Input for this task: Begin
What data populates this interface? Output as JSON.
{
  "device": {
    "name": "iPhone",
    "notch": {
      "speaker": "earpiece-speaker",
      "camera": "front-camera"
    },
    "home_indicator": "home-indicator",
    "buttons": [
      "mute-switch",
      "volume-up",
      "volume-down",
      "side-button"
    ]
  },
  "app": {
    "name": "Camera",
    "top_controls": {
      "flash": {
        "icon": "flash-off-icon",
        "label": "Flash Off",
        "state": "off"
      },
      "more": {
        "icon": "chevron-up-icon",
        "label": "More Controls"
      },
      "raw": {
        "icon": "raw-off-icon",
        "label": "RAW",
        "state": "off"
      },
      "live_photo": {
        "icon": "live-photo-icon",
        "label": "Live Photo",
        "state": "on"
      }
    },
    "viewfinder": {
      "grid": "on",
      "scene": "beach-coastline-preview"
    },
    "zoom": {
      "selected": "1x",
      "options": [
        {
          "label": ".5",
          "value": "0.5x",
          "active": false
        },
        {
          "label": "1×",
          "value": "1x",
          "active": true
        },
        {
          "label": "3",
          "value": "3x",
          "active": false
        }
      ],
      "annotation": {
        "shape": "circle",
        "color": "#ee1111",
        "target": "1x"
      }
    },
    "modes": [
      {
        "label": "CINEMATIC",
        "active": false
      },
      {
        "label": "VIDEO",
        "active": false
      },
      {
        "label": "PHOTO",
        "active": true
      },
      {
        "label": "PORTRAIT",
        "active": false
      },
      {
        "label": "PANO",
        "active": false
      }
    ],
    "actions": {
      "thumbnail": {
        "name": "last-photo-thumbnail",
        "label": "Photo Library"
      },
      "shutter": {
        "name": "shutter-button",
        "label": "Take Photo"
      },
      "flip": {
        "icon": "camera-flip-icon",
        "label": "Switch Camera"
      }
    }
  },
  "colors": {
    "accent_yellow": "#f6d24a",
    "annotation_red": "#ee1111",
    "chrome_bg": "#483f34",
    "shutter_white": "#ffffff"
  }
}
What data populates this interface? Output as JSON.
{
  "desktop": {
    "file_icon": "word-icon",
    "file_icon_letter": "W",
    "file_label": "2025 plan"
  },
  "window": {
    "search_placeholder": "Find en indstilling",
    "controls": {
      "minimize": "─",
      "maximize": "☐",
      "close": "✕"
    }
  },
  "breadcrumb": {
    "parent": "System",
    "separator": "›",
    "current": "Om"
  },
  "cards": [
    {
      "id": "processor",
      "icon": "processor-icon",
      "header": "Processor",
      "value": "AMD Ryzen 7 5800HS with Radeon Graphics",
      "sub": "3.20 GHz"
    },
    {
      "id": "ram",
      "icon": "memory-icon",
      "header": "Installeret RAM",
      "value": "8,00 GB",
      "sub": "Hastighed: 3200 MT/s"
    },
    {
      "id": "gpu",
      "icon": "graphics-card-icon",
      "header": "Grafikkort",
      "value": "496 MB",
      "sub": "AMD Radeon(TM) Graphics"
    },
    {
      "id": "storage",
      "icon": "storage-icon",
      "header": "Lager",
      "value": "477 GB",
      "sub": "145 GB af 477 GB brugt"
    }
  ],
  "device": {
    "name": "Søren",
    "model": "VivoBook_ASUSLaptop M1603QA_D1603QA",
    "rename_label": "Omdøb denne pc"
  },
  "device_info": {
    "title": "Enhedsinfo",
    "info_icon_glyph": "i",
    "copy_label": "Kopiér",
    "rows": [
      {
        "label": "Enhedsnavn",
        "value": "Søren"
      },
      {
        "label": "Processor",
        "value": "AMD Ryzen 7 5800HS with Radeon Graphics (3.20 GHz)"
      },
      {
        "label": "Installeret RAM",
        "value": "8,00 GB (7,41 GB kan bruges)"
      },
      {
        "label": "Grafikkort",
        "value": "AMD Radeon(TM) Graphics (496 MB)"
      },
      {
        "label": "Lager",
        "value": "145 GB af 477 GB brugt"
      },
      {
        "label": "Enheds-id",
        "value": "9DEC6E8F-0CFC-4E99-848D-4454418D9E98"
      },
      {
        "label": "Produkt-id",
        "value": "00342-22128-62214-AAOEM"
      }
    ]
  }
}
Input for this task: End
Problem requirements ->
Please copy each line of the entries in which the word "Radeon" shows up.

Response ->
      "value": "AMD Ryzen 7 5800HS with Radeon Graphics",
      "sub": "AMD Radeon(TM) Graphics"
        "value": "AMD Ryzen 7 5800HS with Radeon Graphics (3.20 GHz)"
        "value": "AMD Radeon(TM) Graphics (496 MB)"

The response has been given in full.